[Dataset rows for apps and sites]
● ● ● ● ●

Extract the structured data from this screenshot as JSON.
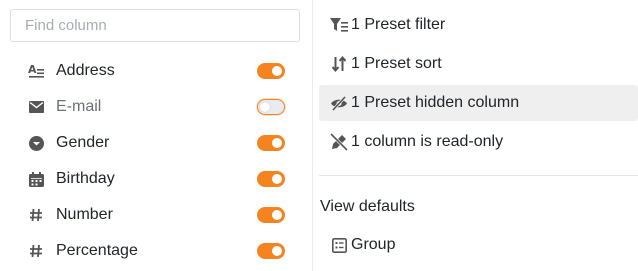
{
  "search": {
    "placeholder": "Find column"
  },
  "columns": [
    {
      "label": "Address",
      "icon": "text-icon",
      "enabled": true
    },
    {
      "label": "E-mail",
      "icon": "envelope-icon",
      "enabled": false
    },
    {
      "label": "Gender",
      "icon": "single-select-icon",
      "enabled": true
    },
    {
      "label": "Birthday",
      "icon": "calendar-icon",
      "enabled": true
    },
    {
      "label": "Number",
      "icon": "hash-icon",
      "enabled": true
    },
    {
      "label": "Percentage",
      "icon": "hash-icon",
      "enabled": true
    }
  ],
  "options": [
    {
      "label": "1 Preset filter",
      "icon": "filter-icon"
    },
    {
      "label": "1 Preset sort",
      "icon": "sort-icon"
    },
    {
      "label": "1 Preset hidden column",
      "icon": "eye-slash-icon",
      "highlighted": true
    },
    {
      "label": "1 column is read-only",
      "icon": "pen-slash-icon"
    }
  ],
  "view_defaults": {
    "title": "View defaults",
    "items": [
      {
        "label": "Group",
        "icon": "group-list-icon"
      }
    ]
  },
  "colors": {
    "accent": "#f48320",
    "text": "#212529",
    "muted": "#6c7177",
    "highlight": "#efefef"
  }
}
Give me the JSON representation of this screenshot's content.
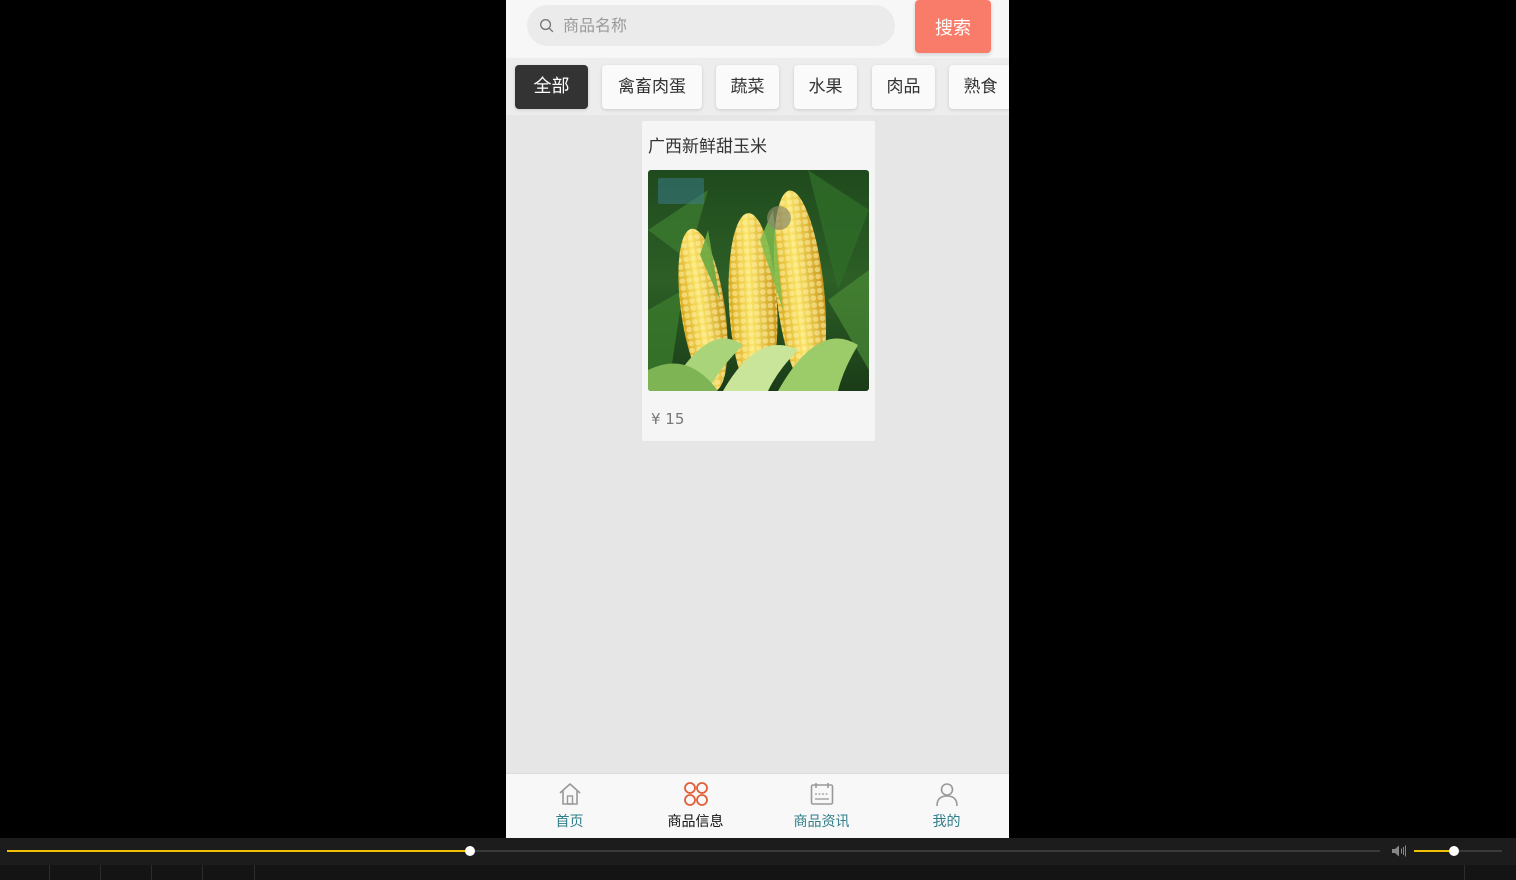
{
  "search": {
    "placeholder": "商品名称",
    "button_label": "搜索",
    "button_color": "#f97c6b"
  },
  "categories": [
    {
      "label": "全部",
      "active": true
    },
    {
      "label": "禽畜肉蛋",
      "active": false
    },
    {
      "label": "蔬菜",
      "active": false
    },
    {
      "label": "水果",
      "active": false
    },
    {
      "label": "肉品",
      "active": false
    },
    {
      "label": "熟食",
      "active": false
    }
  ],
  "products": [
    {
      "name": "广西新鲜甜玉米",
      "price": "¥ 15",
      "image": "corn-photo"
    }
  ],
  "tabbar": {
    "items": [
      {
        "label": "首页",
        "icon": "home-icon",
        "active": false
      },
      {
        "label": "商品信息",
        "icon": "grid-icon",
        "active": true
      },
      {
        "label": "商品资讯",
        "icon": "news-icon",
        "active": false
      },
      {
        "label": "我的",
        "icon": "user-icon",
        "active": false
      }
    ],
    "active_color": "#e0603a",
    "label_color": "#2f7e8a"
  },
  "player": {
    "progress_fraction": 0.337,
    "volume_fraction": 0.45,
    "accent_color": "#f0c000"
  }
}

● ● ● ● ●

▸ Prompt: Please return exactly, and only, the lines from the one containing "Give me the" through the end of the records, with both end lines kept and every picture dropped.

▸ Solution for this problem:
Give me the JSON representation of this screenshot's content.
{
  "search": {
    "placeholder": "商品名称",
    "button_label": "搜索",
    "button_color": "#f97c6b"
  },
  "categories": [
    {
      "label": "全部",
      "active": true
    },
    {
      "label": "禽畜肉蛋",
      "active": false
    },
    {
      "label": "蔬菜",
      "active": false
    },
    {
      "label": "水果",
      "active": false
    },
    {
      "label": "肉品",
      "active": false
    },
    {
      "label": "熟食",
      "active": false
    }
  ],
  "products": [
    {
      "name": "广西新鲜甜玉米",
      "price": "¥ 15",
      "image": "corn-photo"
    }
  ],
  "tabbar": {
    "items": [
      {
        "label": "首页",
        "icon": "home-icon",
        "active": false
      },
      {
        "label": "商品信息",
        "icon": "grid-icon",
        "active": true
      },
      {
        "label": "商品资讯",
        "icon": "news-icon",
        "active": false
      },
      {
        "label": "我的",
        "icon": "user-icon",
        "active": false
      }
    ],
    "active_color": "#e0603a",
    "label_color": "#2f7e8a"
  },
  "player": {
    "progress_fraction": 0.337,
    "volume_fraction": 0.45,
    "accent_color": "#f0c000"
  }
}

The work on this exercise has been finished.